→ **EXTRACTED RECORDS**
# # #

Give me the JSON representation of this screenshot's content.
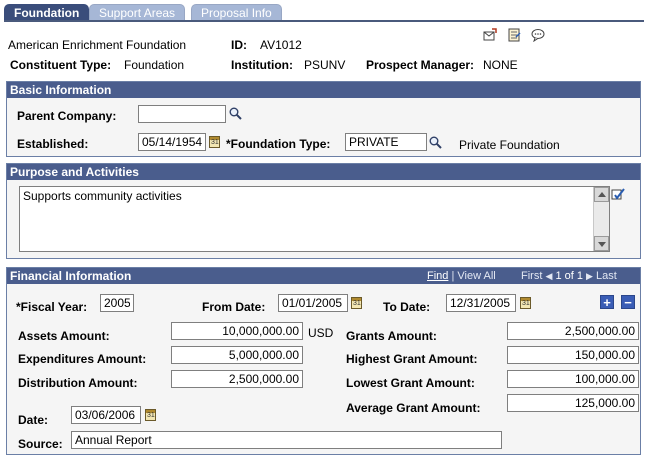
{
  "tabs": [
    "Foundation",
    "Support Areas",
    "Proposal Info"
  ],
  "header": {
    "org_name": "American Enrichment Foundation",
    "id_label": "ID:",
    "id_value": "AV1012",
    "constituent_type_label": "Constituent Type:",
    "constituent_type_value": "Foundation",
    "institution_label": "Institution:",
    "institution_value": "PSUNV",
    "prospect_manager_label": "Prospect Manager:",
    "prospect_manager_value": "NONE"
  },
  "basic": {
    "title": "Basic Information",
    "parent_company_label": "Parent Company:",
    "parent_company_value": "",
    "established_label": "Established:",
    "established_value": "05/14/1954",
    "foundation_type_label": "*Foundation Type:",
    "foundation_type_value": "PRIVATE",
    "foundation_type_desc": "Private Foundation"
  },
  "purpose": {
    "title": "Purpose and Activities",
    "text": "Supports community activities"
  },
  "financial": {
    "title": "Financial Information",
    "nav": {
      "find": "Find",
      "sep": "|",
      "view_all": "View All",
      "first": "First",
      "counter": "1 of 1",
      "last": "Last"
    },
    "fiscal_year_label": "*Fiscal Year:",
    "fiscal_year_value": "2005",
    "from_date_label": "From Date:",
    "from_date_value": "01/01/2005",
    "to_date_label": "To Date:",
    "to_date_value": "12/31/2005",
    "assets_label": "Assets Amount:",
    "assets_value": "10,000,000.00",
    "currency": "USD",
    "expenditures_label": "Expenditures Amount:",
    "expenditures_value": "5,000,000.00",
    "distribution_label": "Distribution Amount:",
    "distribution_value": "2,500,000.00",
    "grants_label": "Grants Amount:",
    "grants_value": "2,500,000.00",
    "highest_grant_label": "Highest Grant Amount:",
    "highest_grant_value": "150,000.00",
    "lowest_grant_label": "Lowest Grant Amount:",
    "lowest_grant_value": "100,000.00",
    "average_grant_label": "Average Grant Amount:",
    "average_grant_value": "125,000.00",
    "date_label": "Date:",
    "date_value": "03/06/2006",
    "source_label": "Source:",
    "source_value": "Annual Report"
  },
  "icons": {
    "notify": "notify-icon",
    "notepad": "notepad-icon",
    "chat": "chat-icon",
    "lookup": "search-icon",
    "calendar": "calendar-icon",
    "spellcheck": "spellcheck-icon",
    "add": "+",
    "remove": "−",
    "first": "◀",
    "last": "▶"
  },
  "colors": {
    "group_header": "#4a5d8d",
    "tab_active": "#3a4d7b",
    "tab_inactive": "#a6b7d6",
    "group_bg": "#f5f5f5"
  }
}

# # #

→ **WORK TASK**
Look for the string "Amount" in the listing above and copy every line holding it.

→ **EXERCISE ANSWER**
    "assets_label": "Assets Amount:",
    "expenditures_label": "Expenditures Amount:",
    "distribution_label": "Distribution Amount:",
    "grants_label": "Grants Amount:",
    "highest_grant_label": "Highest Grant Amount:",
    "lowest_grant_label": "Lowest Grant Amount:",
    "average_grant_label": "Average Grant Amount:",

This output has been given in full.